**WORK REQUEST**.
Write out all of the data again, exactly as it reads.

═══ DATA RECORDS ═══

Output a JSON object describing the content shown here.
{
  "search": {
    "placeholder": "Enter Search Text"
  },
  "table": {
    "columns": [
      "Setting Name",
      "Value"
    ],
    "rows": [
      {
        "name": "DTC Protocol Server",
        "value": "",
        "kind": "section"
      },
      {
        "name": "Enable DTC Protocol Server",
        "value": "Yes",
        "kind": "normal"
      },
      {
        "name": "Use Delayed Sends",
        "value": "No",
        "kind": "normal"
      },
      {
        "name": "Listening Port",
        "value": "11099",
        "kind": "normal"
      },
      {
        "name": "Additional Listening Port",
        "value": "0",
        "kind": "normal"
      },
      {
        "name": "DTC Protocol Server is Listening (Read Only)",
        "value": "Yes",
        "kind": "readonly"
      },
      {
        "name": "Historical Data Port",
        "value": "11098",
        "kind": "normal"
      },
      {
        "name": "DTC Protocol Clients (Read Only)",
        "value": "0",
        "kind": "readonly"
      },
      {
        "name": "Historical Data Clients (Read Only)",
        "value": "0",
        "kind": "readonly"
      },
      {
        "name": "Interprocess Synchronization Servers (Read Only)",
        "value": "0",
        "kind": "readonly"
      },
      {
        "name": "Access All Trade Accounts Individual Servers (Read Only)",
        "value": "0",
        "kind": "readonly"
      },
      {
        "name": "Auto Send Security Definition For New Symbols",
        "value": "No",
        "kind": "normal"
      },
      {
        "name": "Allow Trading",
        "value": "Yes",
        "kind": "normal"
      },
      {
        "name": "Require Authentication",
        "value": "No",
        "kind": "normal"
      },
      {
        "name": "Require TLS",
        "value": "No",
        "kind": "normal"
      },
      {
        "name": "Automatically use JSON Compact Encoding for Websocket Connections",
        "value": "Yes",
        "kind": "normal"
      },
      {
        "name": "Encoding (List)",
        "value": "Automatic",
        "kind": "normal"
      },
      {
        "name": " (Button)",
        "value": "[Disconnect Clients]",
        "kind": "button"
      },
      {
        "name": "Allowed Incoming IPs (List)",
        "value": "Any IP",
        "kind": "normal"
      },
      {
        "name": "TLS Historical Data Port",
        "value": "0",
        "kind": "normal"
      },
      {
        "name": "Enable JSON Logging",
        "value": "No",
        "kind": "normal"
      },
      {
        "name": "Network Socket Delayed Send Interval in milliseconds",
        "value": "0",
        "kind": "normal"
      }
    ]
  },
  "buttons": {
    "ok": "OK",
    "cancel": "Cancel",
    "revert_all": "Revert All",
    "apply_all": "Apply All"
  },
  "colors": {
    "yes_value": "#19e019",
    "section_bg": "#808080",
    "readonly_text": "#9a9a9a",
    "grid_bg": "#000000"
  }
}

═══

**ANSWER BELOW**.
Output a JSON object describing the content shown here.
{
  "search": {
    "placeholder": "Enter Search Text"
  },
  "table": {
    "columns": [
      "Setting Name",
      "Value"
    ],
    "rows": [
      {
        "name": "DTC Protocol Server",
        "value": "",
        "kind": "section"
      },
      {
        "name": "Enable DTC Protocol Server",
        "value": "Yes",
        "kind": "normal"
      },
      {
        "name": "Use Delayed Sends",
        "value": "No",
        "kind": "normal"
      },
      {
        "name": "Listening Port",
        "value": "11099",
        "kind": "normal"
      },
      {
        "name": "Additional Listening Port",
        "value": "0",
        "kind": "normal"
      },
      {
        "name": "DTC Protocol Server is Listening (Read Only)",
        "value": "Yes",
        "kind": "readonly"
      },
      {
        "name": "Historical Data Port",
        "value": "11098",
        "kind": "normal"
      },
      {
        "name": "DTC Protocol Clients (Read Only)",
        "value": "0",
        "kind": "readonly"
      },
      {
        "name": "Historical Data Clients (Read Only)",
        "value": "0",
        "kind": "readonly"
      },
      {
        "name": "Interprocess Synchronization Servers (Read Only)",
        "value": "0",
        "kind": "readonly"
      },
      {
        "name": "Access All Trade Accounts Individual Servers (Read Only)",
        "value": "0",
        "kind": "readonly"
      },
      {
        "name": "Auto Send Security Definition For New Symbols",
        "value": "No",
        "kind": "normal"
      },
      {
        "name": "Allow Trading",
        "value": "Yes",
        "kind": "normal"
      },
      {
        "name": "Require Authentication",
        "value": "No",
        "kind": "normal"
      },
      {
        "name": "Require TLS",
        "value": "No",
        "kind": "normal"
      },
      {
        "name": "Automatically use JSON Compact Encoding for Websocket Connections",
        "value": "Yes",
        "kind": "normal"
      },
      {
        "name": "Encoding (List)",
        "value": "Automatic",
        "kind": "normal"
      },
      {
        "name": " (Button)",
        "value": "[Disconnect Clients]",
        "kind": "button"
      },
      {
        "name": "Allowed Incoming IPs (List)",
        "value": "Any IP",
        "kind": "normal"
      },
      {
        "name": "TLS Historical Data Port",
        "value": "0",
        "kind": "normal"
      },
      {
        "name": "Enable JSON Logging",
        "value": "No",
        "kind": "normal"
      },
      {
        "name": "Network Socket Delayed Send Interval in milliseconds",
        "value": "0",
        "kind": "normal"
      }
    ]
  },
  "buttons": {
    "ok": "OK",
    "cancel": "Cancel",
    "revert_all": "Revert All",
    "apply_all": "Apply All"
  },
  "colors": {
    "yes_value": "#19e019",
    "section_bg": "#808080",
    "readonly_text": "#9a9a9a",
    "grid_bg": "#000000"
  }
}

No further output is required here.